- Inflexible model, inflexible plan, and unconvinced public. The current economic model that underpins the strategy is essentially pro-development and market-led. The ability of local government to support this financially is limited in the context of continuing austerity policies of national government. Ambitious local claims about future high growth depend on national government investment coming forward, particularly for transport, and there is little sign this is going to happen soon. So can the plan be better phased to release land as growth targets are met?
- The next draft needs to set out plans for brownfield sites focusing on locations housing and facilities that will create better places for future generations to live – new parks, schools, GP surgeries, improved roads, etc.
- Infrastructure improvements. These need to be set out in more detail – roads, cycle ways, green infrastructure and more – where will they be, when will they be delivered and by whom? Also vague statements about releasing new developments sites only if transport investments occur or don’t cut it. People don’t trust central or local government or developers to follow through on promises unless they are set out in unambiguous terms and subject to enforceable legal agreements.
- Climate Change. Stronger positive policies on environmental and climate change issues need to be detailed, rather than outlining issues and general intent as in the first draft.
- Large sites. Some of the proposed sites for new housing are very large, justified typically in that they provide the critical mass for improving facilities and infrastructure such as transport links. However, the deliverability of these can be challenged by a planning inspector. Large sites by their nature take time to prepare, whether it is land assembly or getting agreements in place around ecological protection and as a result, a review of large site proposals is needed.
- A Common Approach. Each of the ten GM local authorities chose to consult with its local public according to its own individual agreed Statement of Community Involvement. The result was an uneven process and probably helped fuel the sense among sections of the public that the process lacked transparency. Some local authorities did the preparation and follow-up work for the release of the draft GMSF much, much better than others. A common approach is needed next time.
- Wider views. The polarised and lob-sided debate around housing numbers and greenbelt release has given rise to new voices in planning debates, but also an unease that many others have not engaged in the wider strategic implications set out in the plan. Where, for instance, are the protests around over-development of certain areas without adequate social housing or green space? A wider range of protests would be a healthy outcome of a second round of consultations on GMSF, not a failure
- Boundary effects. The Cumulative impacts of development matter not just in Greater Manchester, but also in surrounding areas. This is particularly true around the southern boundaries of Greater Manchester, where major new developments are coming on stream that will impact on infrastructure in Manchester. The current Duty to cooperate for local plans is dysfunctional and discredited.
- Devolution: though widely welcomed, in particular, the leadership and transparency coming from now having an elected Mayor, many wanted to see more evidence of how the new powers would be used creatively rather than pursuing a ‘business as usual’ approach, particularly in promoting more social housing and affordable homes. This will be particularly important in terms of the Mayor’s proposed compulsory purchase powers, and also the use of housing funding and transport funding.

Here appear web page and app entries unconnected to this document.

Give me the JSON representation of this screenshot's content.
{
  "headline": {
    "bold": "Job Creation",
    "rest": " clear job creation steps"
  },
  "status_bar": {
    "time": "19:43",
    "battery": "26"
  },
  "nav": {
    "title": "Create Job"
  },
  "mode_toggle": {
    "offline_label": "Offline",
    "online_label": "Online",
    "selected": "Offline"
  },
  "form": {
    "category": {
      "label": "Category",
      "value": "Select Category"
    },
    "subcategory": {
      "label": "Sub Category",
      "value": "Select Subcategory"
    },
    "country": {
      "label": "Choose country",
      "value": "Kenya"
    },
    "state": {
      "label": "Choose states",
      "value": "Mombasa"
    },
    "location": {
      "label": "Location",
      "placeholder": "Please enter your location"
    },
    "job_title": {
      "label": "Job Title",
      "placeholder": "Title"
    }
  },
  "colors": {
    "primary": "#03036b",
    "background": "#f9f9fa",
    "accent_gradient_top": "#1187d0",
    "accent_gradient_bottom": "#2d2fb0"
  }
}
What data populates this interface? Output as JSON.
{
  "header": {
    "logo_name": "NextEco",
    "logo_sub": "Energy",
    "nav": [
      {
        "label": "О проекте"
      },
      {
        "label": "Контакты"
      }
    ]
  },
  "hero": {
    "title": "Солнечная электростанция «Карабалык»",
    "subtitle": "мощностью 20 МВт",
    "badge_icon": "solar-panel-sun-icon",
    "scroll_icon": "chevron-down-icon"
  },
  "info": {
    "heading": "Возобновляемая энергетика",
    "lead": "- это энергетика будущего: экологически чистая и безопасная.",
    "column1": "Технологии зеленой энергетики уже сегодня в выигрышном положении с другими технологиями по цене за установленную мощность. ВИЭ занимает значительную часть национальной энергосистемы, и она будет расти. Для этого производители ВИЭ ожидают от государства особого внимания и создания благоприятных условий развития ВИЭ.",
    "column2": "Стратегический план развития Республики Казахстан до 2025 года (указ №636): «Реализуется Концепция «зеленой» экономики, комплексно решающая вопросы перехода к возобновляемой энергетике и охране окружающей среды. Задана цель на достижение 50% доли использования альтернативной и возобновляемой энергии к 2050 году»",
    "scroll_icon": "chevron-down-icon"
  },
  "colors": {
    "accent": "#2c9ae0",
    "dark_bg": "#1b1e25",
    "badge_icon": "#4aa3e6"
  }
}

This blog summarises an article which will appear shortly in Town and Country Planning.